→ EXERCISE AIM
Could the data underneath be repeated exactly, in full?

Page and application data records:
= = = = = = =

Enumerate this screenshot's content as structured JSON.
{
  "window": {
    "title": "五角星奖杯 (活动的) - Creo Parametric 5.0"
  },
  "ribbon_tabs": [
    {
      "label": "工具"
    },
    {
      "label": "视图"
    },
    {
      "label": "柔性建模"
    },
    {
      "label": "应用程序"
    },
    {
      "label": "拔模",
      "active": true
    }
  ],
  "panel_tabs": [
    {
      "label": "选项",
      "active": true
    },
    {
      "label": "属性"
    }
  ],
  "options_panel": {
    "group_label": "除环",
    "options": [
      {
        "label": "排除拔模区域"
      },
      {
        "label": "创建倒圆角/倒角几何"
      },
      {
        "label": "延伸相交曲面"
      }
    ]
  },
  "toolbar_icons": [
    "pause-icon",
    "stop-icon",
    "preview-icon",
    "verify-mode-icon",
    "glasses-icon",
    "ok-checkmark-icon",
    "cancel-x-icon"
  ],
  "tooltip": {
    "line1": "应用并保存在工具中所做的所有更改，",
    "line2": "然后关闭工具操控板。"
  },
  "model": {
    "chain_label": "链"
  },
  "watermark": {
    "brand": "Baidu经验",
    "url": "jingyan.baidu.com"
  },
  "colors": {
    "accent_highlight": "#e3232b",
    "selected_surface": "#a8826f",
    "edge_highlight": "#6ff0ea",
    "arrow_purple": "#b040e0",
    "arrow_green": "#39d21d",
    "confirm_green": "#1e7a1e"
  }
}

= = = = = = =

→ REPLY
Enumerate this screenshot's content as structured JSON.
{
  "window": {
    "title": "五角星奖杯 (活动的) - Creo Parametric 5.0"
  },
  "ribbon_tabs": [
    {
      "label": "工具"
    },
    {
      "label": "视图"
    },
    {
      "label": "柔性建模"
    },
    {
      "label": "应用程序"
    },
    {
      "label": "拔模",
      "active": true
    }
  ],
  "panel_tabs": [
    {
      "label": "选项",
      "active": true
    },
    {
      "label": "属性"
    }
  ],
  "options_panel": {
    "group_label": "除环",
    "options": [
      {
        "label": "排除拔模区域"
      },
      {
        "label": "创建倒圆角/倒角几何"
      },
      {
        "label": "延伸相交曲面"
      }
    ]
  },
  "toolbar_icons": [
    "pause-icon",
    "stop-icon",
    "preview-icon",
    "verify-mode-icon",
    "glasses-icon",
    "ok-checkmark-icon",
    "cancel-x-icon"
  ],
  "tooltip": {
    "line1": "应用并保存在工具中所做的所有更改，",
    "line2": "然后关闭工具操控板。"
  },
  "model": {
    "chain_label": "链"
  },
  "watermark": {
    "brand": "Baidu经验",
    "url": "jingyan.baidu.com"
  },
  "colors": {
    "accent_highlight": "#e3232b",
    "selected_surface": "#a8826f",
    "edge_highlight": "#6ff0ea",
    "arrow_purple": "#b040e0",
    "arrow_green": "#39d21d",
    "confirm_green": "#1e7a1e"
  }
}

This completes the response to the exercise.